▸ **Problem description**
The answer must consist of every line from the entries that holds the word "JSON".
━━━━
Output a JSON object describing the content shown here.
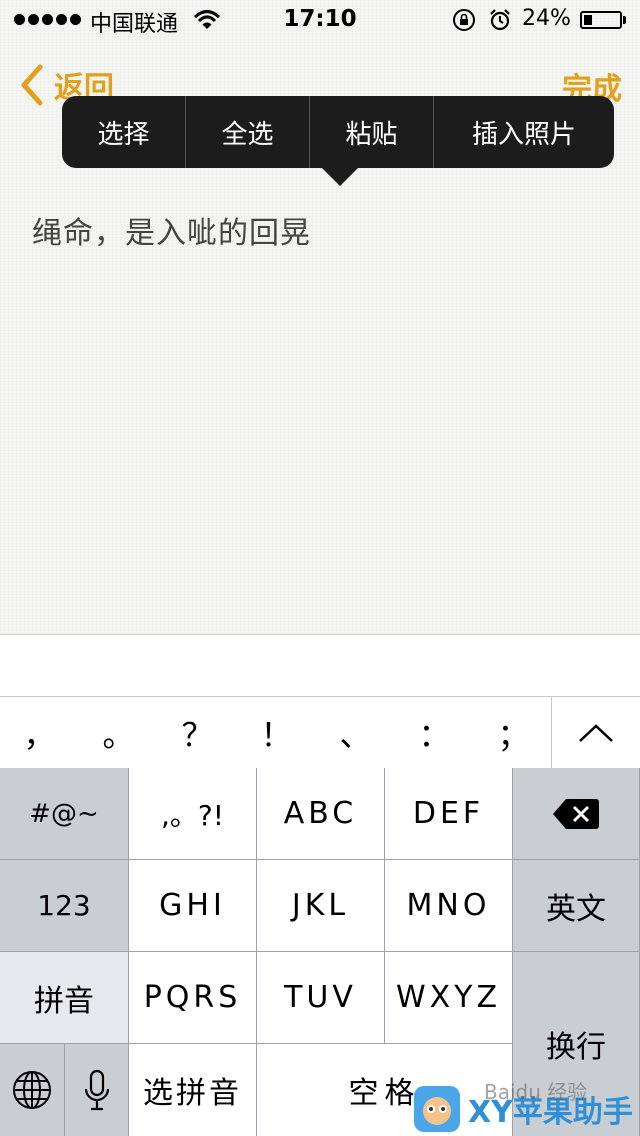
{
  "status_bar": {
    "carrier": "中国联通",
    "time": "17:10",
    "battery_percent": "24%",
    "battery_level": 0.24,
    "icons": [
      "signal-dots",
      "wifi-icon",
      "rotation-lock-icon",
      "alarm-icon",
      "battery-icon"
    ]
  },
  "nav": {
    "back_label": "返回",
    "done_label": "完成",
    "accent_color": "#e0a21a"
  },
  "edit_menu": {
    "items": [
      "选择",
      "全选",
      "粘贴",
      "插入照片"
    ]
  },
  "note": {
    "text": "绳命，是入呲的回晃"
  },
  "punctuation_bar": {
    "keys": [
      "，",
      "。",
      "？",
      "！",
      "、",
      "：",
      "；"
    ],
    "collapse_icon": "chevron-up-icon"
  },
  "keyboard": {
    "symbols": "#@~",
    "punct": ",。?!",
    "abc": "ABC",
    "def": "DEF",
    "num": "123",
    "ghi": "GHI",
    "jkl": "JKL",
    "mno": "MNO",
    "english": "英文",
    "pinyin": "拼音",
    "pqrs": "PQRS",
    "tuv": "TUV",
    "wxyz": "WXYZ",
    "select_pinyin": "选拼音",
    "space": "空格",
    "return": "换行"
  },
  "watermark": {
    "text": "XY苹果助手",
    "baidu": "Baidu 经验"
  }
}
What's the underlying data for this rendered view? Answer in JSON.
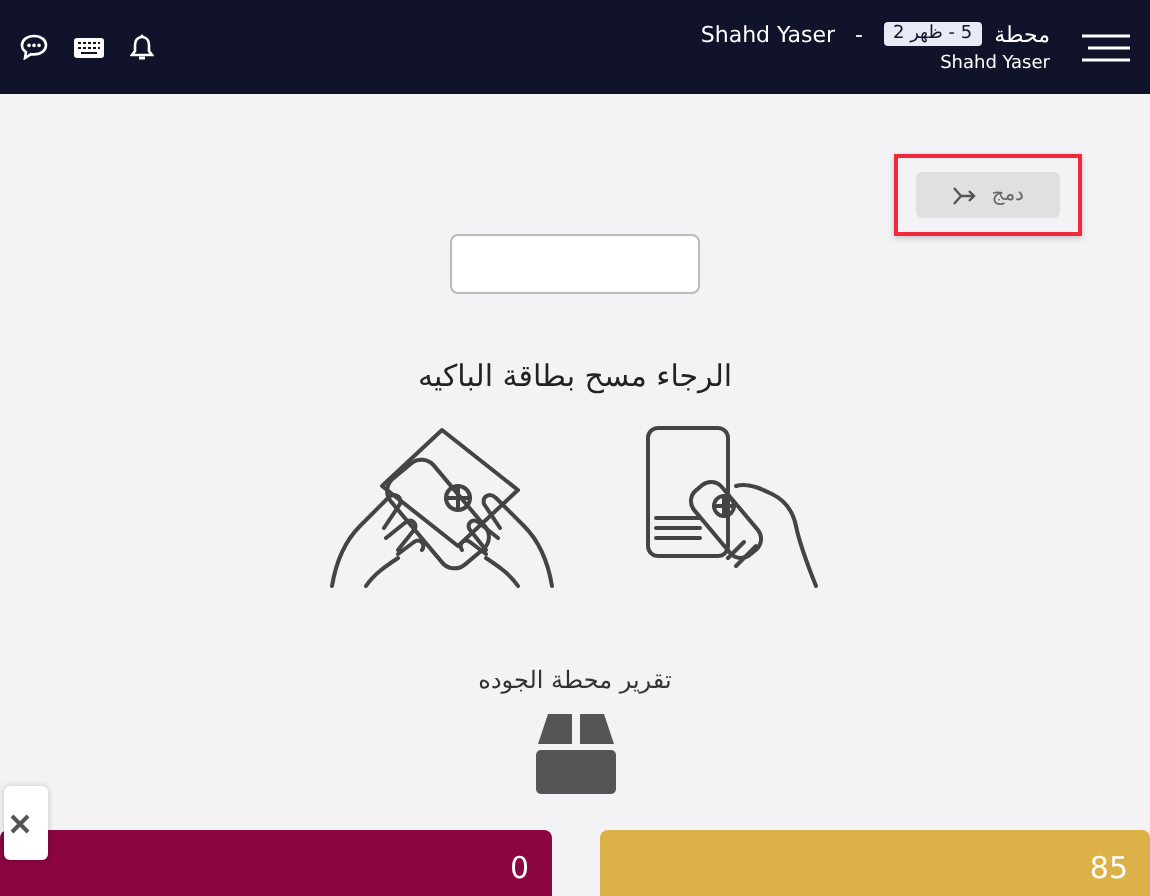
{
  "header": {
    "station_label": "محطة",
    "station_badge": "5 - ظهر 2",
    "separator": "-",
    "user_name": "Shahd Yaser",
    "subtitle": "Shahd Yaser"
  },
  "merge_button": {
    "label": "دمج",
    "highlighted": true
  },
  "prompt": "الرجاء مسح بطاقة الباكيه",
  "report_link": "تقرير محطة الجوده",
  "cards": [
    {
      "value": "85",
      "color": "#dcb248"
    },
    {
      "value": "0",
      "color": "#8b0540"
    }
  ]
}
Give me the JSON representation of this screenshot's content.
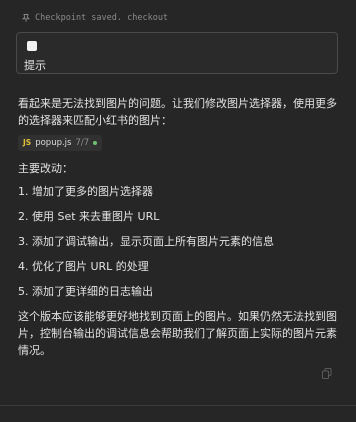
{
  "checkpoint": {
    "text": "Checkpoint saved. checkout"
  },
  "prompt": {
    "label": "提示"
  },
  "message": {
    "intro": "看起来是无法找到图片的问题。让我们修改图片选择器，使用更多的选择器来匹配小红书的图片：",
    "file": {
      "badge": "JS",
      "name": "popup.js",
      "meta": "7/7"
    },
    "heading": "主要改动：",
    "changes": [
      "1. 增加了更多的图片选择器",
      "2. 使用 Set 来去重图片 URL",
      "3. 添加了调试输出，显示页面上所有图片元素的信息",
      "4. 优化了图片 URL 的处理",
      "5. 添加了更详细的日志输出"
    ],
    "summary": "这个版本应该能够更好地找到页面上的图片。如果仍然无法找到图片，控制台输出的调试信息会帮助我们了解页面上实际的图片元素情况。"
  },
  "icons": {
    "checkpoint": "pin-icon",
    "copy": "copy-icon"
  },
  "colors": {
    "background": "#262626",
    "text": "#e3e3e3",
    "js_badge": "#e5c13b",
    "status_dot": "#6fc06f"
  }
}
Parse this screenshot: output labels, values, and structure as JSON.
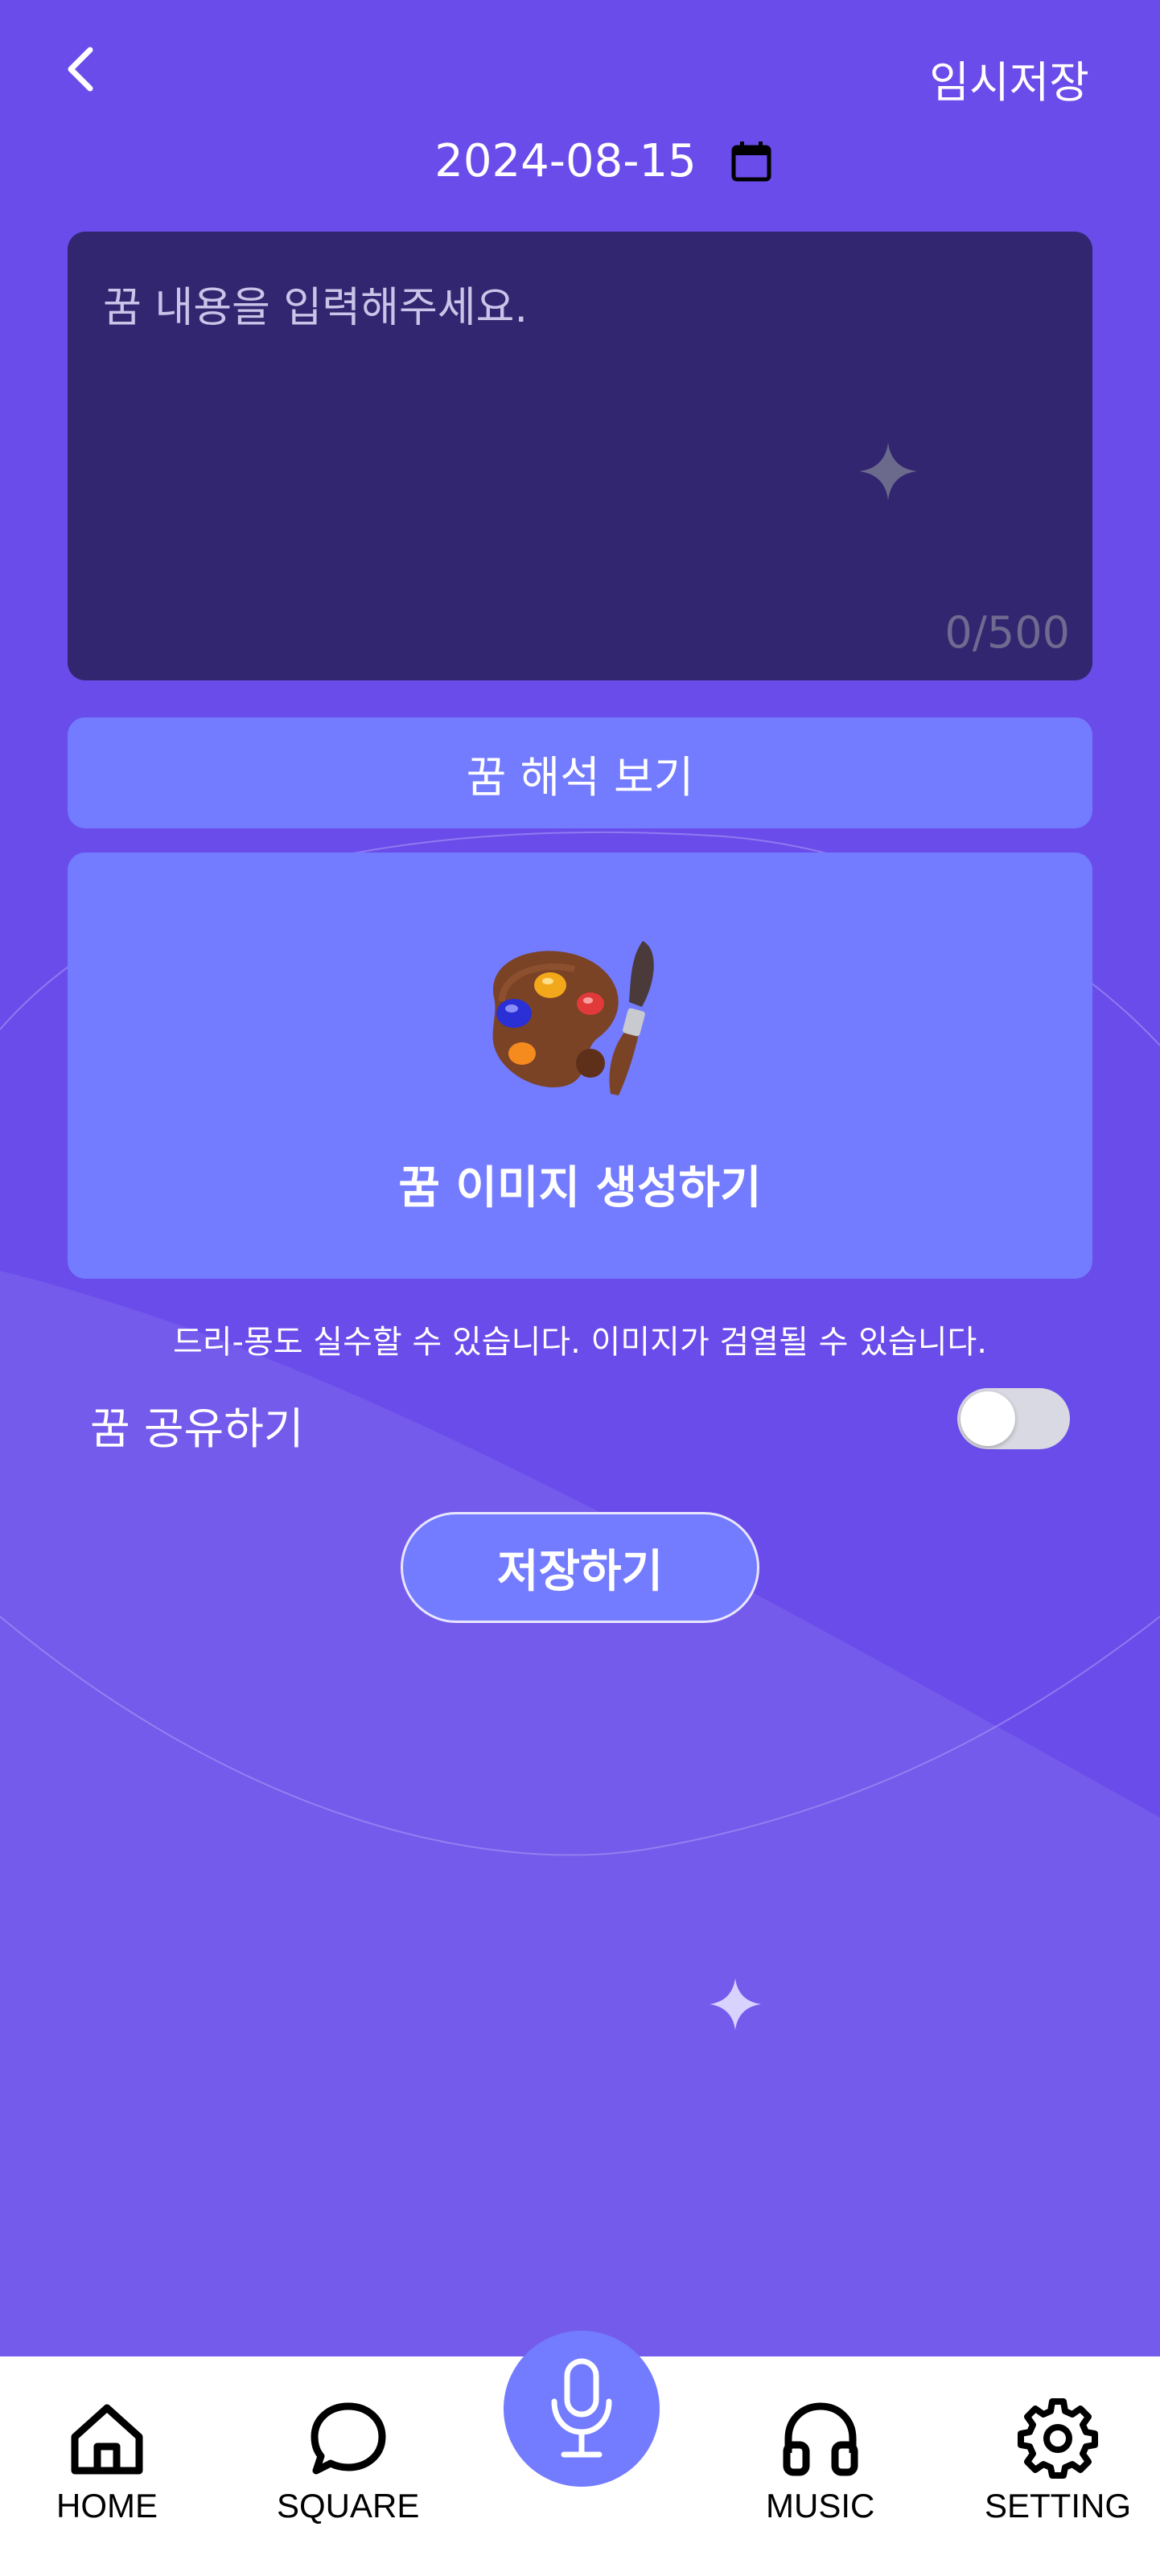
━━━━
▸ **Response box**
Output a JSON object describing the content shown here.
What's the underlying data for this rendered view? Answer in JSON.
Give me the JSON representation of this screenshot's content.
Parse this screenshot: output labels, values, and structure as JSON.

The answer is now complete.